**TASK TO COMPLETE**
All of the records must be set down again word for word.

===== EXERCISE MATERIALS =====

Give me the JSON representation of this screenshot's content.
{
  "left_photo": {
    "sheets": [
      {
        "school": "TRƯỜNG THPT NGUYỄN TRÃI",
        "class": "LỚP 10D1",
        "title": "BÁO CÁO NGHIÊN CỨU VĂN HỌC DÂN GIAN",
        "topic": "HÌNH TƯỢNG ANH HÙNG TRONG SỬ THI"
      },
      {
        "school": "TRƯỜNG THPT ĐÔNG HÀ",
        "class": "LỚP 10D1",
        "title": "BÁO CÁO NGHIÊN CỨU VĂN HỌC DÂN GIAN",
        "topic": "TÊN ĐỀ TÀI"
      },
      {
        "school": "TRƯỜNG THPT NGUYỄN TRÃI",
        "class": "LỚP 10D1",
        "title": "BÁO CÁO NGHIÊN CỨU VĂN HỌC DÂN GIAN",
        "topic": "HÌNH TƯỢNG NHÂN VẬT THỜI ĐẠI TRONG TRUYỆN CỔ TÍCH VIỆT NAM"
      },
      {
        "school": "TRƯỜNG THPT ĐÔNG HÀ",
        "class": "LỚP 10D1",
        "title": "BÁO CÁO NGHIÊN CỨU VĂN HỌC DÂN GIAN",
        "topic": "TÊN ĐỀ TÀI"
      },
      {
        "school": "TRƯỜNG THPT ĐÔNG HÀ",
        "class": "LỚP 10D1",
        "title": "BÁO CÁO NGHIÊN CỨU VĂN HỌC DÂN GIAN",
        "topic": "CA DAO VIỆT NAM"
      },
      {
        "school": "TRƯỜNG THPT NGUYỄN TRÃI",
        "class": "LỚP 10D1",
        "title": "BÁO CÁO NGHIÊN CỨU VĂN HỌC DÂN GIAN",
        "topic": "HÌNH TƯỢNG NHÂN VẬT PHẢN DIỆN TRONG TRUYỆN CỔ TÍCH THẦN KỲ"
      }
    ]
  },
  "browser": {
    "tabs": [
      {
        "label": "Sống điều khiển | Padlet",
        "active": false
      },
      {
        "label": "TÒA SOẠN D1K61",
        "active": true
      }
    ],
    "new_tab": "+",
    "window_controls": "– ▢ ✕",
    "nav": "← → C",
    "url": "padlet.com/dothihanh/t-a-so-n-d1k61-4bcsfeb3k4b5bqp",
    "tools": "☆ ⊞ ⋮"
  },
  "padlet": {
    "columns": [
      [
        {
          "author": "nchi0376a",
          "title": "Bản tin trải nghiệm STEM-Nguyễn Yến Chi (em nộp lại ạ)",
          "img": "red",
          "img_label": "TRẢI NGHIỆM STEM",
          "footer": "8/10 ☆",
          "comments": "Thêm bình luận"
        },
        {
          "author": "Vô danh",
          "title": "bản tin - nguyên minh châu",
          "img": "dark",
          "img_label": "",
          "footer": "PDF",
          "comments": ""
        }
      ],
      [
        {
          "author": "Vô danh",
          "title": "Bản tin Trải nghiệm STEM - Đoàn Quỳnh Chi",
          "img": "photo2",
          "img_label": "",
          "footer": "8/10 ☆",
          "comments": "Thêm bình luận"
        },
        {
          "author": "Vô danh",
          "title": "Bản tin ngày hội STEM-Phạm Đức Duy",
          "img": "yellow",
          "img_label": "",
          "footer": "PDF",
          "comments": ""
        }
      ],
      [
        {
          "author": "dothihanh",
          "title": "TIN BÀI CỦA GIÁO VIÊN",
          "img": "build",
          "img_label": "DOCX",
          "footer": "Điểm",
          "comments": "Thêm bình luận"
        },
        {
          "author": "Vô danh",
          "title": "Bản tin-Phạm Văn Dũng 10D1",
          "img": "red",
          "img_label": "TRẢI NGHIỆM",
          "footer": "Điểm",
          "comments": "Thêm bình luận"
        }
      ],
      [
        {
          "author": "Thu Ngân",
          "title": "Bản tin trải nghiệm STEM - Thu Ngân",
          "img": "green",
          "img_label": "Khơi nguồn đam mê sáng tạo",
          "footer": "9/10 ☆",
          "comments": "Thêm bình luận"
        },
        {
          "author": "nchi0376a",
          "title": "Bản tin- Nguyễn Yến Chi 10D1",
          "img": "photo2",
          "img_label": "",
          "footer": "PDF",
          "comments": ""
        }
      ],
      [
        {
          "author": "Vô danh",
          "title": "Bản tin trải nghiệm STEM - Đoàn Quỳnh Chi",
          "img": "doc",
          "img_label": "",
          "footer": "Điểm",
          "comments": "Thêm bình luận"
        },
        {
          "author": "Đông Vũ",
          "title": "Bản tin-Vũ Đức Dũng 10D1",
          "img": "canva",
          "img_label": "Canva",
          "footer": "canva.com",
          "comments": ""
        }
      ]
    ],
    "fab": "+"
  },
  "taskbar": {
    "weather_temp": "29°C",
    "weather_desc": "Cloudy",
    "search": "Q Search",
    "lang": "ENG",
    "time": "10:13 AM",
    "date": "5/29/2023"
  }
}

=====

**RESPONSE FOR THIS EXERCISE**
Give me the JSON representation of this screenshot's content.
{
  "left_photo": {
    "sheets": [
      {
        "school": "TRƯỜNG THPT NGUYỄN TRÃI",
        "class": "LỚP 10D1",
        "title": "BÁO CÁO NGHIÊN CỨU VĂN HỌC DÂN GIAN",
        "topic": "HÌNH TƯỢNG ANH HÙNG TRONG SỬ THI"
      },
      {
        "school": "TRƯỜNG THPT ĐÔNG HÀ",
        "class": "LỚP 10D1",
        "title": "BÁO CÁO NGHIÊN CỨU VĂN HỌC DÂN GIAN",
        "topic": "TÊN ĐỀ TÀI"
      },
      {
        "school": "TRƯỜNG THPT NGUYỄN TRÃI",
        "class": "LỚP 10D1",
        "title": "BÁO CÁO NGHIÊN CỨU VĂN HỌC DÂN GIAN",
        "topic": "HÌNH TƯỢNG NHÂN VẬT THỜI ĐẠI TRONG TRUYỆN CỔ TÍCH VIỆT NAM"
      },
      {
        "school": "TRƯỜNG THPT ĐÔNG HÀ",
        "class": "LỚP 10D1",
        "title": "BÁO CÁO NGHIÊN CỨU VĂN HỌC DÂN GIAN",
        "topic": "TÊN ĐỀ TÀI"
      },
      {
        "school": "TRƯỜNG THPT ĐÔNG HÀ",
        "class": "LỚP 10D1",
        "title": "BÁO CÁO NGHIÊN CỨU VĂN HỌC DÂN GIAN",
        "topic": "CA DAO VIỆT NAM"
      },
      {
        "school": "TRƯỜNG THPT NGUYỄN TRÃI",
        "class": "LỚP 10D1",
        "title": "BÁO CÁO NGHIÊN CỨU VĂN HỌC DÂN GIAN",
        "topic": "HÌNH TƯỢNG NHÂN VẬT PHẢN DIỆN TRONG TRUYỆN CỔ TÍCH THẦN KỲ"
      }
    ]
  },
  "browser": {
    "tabs": [
      {
        "label": "Sống điều khiển | Padlet",
        "active": false
      },
      {
        "label": "TÒA SOẠN D1K61",
        "active": true
      }
    ],
    "new_tab": "+",
    "window_controls": "– ▢ ✕",
    "nav": "← → C",
    "url": "padlet.com/dothihanh/t-a-so-n-d1k61-4bcsfeb3k4b5bqp",
    "tools": "☆ ⊞ ⋮"
  },
  "padlet": {
    "columns": [
      [
        {
          "author": "nchi0376a",
          "title": "Bản tin trải nghiệm STEM-Nguyễn Yến Chi (em nộp lại ạ)",
          "img": "red",
          "img_label": "TRẢI NGHIỆM STEM",
          "footer": "8/10 ☆",
          "comments": "Thêm bình luận"
        },
        {
          "author": "Vô danh",
          "title": "bản tin - nguyên minh châu",
          "img": "dark",
          "img_label": "",
          "footer": "PDF",
          "comments": ""
        }
      ],
      [
        {
          "author": "Vô danh",
          "title": "Bản tin Trải nghiệm STEM - Đoàn Quỳnh Chi",
          "img": "photo2",
          "img_label": "",
          "footer": "8/10 ☆",
          "comments": "Thêm bình luận"
        },
        {
          "author": "Vô danh",
          "title": "Bản tin ngày hội STEM-Phạm Đức Duy",
          "img": "yellow",
          "img_label": "",
          "footer": "PDF",
          "comments": ""
        }
      ],
      [
        {
          "author": "dothihanh",
          "title": "TIN BÀI CỦA GIÁO VIÊN",
          "img": "build",
          "img_label": "DOCX",
          "footer": "Điểm",
          "comments": "Thêm bình luận"
        },
        {
          "author": "Vô danh",
          "title": "Bản tin-Phạm Văn Dũng 10D1",
          "img": "red",
          "img_label": "TRẢI NGHIỆM",
          "footer": "Điểm",
          "comments": "Thêm bình luận"
        }
      ],
      [
        {
          "author": "Thu Ngân",
          "title": "Bản tin trải nghiệm STEM - Thu Ngân",
          "img": "green",
          "img_label": "Khơi nguồn đam mê sáng tạo",
          "footer": "9/10 ☆",
          "comments": "Thêm bình luận"
        },
        {
          "author": "nchi0376a",
          "title": "Bản tin- Nguyễn Yến Chi 10D1",
          "img": "photo2",
          "img_label": "",
          "footer": "PDF",
          "comments": ""
        }
      ],
      [
        {
          "author": "Vô danh",
          "title": "Bản tin trải nghiệm STEM - Đoàn Quỳnh Chi",
          "img": "doc",
          "img_label": "",
          "footer": "Điểm",
          "comments": "Thêm bình luận"
        },
        {
          "author": "Đông Vũ",
          "title": "Bản tin-Vũ Đức Dũng 10D1",
          "img": "canva",
          "img_label": "Canva",
          "footer": "canva.com",
          "comments": ""
        }
      ]
    ],
    "fab": "+"
  },
  "taskbar": {
    "weather_temp": "29°C",
    "weather_desc": "Cloudy",
    "search": "Q Search",
    "lang": "ENG",
    "time": "10:13 AM",
    "date": "5/29/2023"
  }
}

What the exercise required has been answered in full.